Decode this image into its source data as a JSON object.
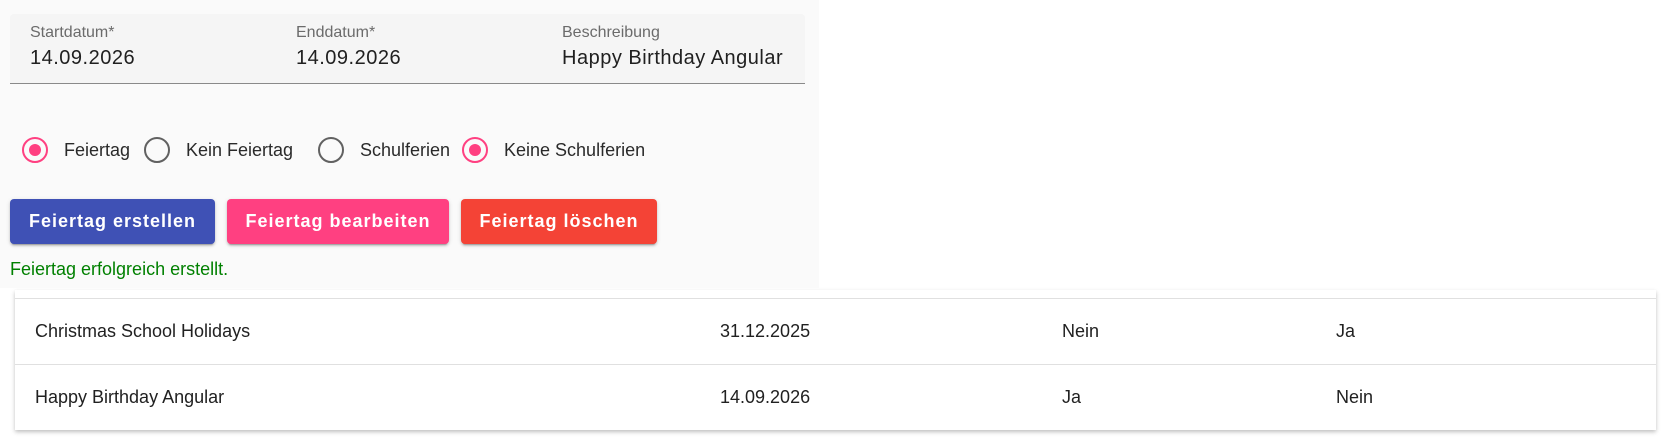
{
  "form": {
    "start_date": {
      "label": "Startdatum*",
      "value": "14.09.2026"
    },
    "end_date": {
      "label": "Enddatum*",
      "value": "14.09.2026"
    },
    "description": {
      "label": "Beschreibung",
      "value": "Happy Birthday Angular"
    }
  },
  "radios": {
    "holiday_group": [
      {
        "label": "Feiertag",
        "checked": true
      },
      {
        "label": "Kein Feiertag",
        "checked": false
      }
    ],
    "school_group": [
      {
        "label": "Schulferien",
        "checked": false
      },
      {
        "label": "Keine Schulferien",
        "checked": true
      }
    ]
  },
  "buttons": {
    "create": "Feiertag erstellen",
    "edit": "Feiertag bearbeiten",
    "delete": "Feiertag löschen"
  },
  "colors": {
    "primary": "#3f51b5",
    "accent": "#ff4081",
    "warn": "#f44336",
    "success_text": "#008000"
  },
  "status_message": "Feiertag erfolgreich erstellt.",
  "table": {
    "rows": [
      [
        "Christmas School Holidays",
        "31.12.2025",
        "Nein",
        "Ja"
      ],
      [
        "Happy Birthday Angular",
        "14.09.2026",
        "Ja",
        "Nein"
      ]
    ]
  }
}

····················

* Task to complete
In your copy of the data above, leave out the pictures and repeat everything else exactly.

* Solution
Decode this image into its source data as a JSON object.
{
  "form": {
    "start_date": {
      "label": "Startdatum*",
      "value": "14.09.2026"
    },
    "end_date": {
      "label": "Enddatum*",
      "value": "14.09.2026"
    },
    "description": {
      "label": "Beschreibung",
      "value": "Happy Birthday Angular"
    }
  },
  "radios": {
    "holiday_group": [
      {
        "label": "Feiertag",
        "checked": true
      },
      {
        "label": "Kein Feiertag",
        "checked": false
      }
    ],
    "school_group": [
      {
        "label": "Schulferien",
        "checked": false
      },
      {
        "label": "Keine Schulferien",
        "checked": true
      }
    ]
  },
  "buttons": {
    "create": "Feiertag erstellen",
    "edit": "Feiertag bearbeiten",
    "delete": "Feiertag löschen"
  },
  "colors": {
    "primary": "#3f51b5",
    "accent": "#ff4081",
    "warn": "#f44336",
    "success_text": "#008000"
  },
  "status_message": "Feiertag erfolgreich erstellt.",
  "table": {
    "rows": [
      [
        "Christmas School Holidays",
        "31.12.2025",
        "Nein",
        "Ja"
      ],
      [
        "Happy Birthday Angular",
        "14.09.2026",
        "Ja",
        "Nein"
      ]
    ]
  }
}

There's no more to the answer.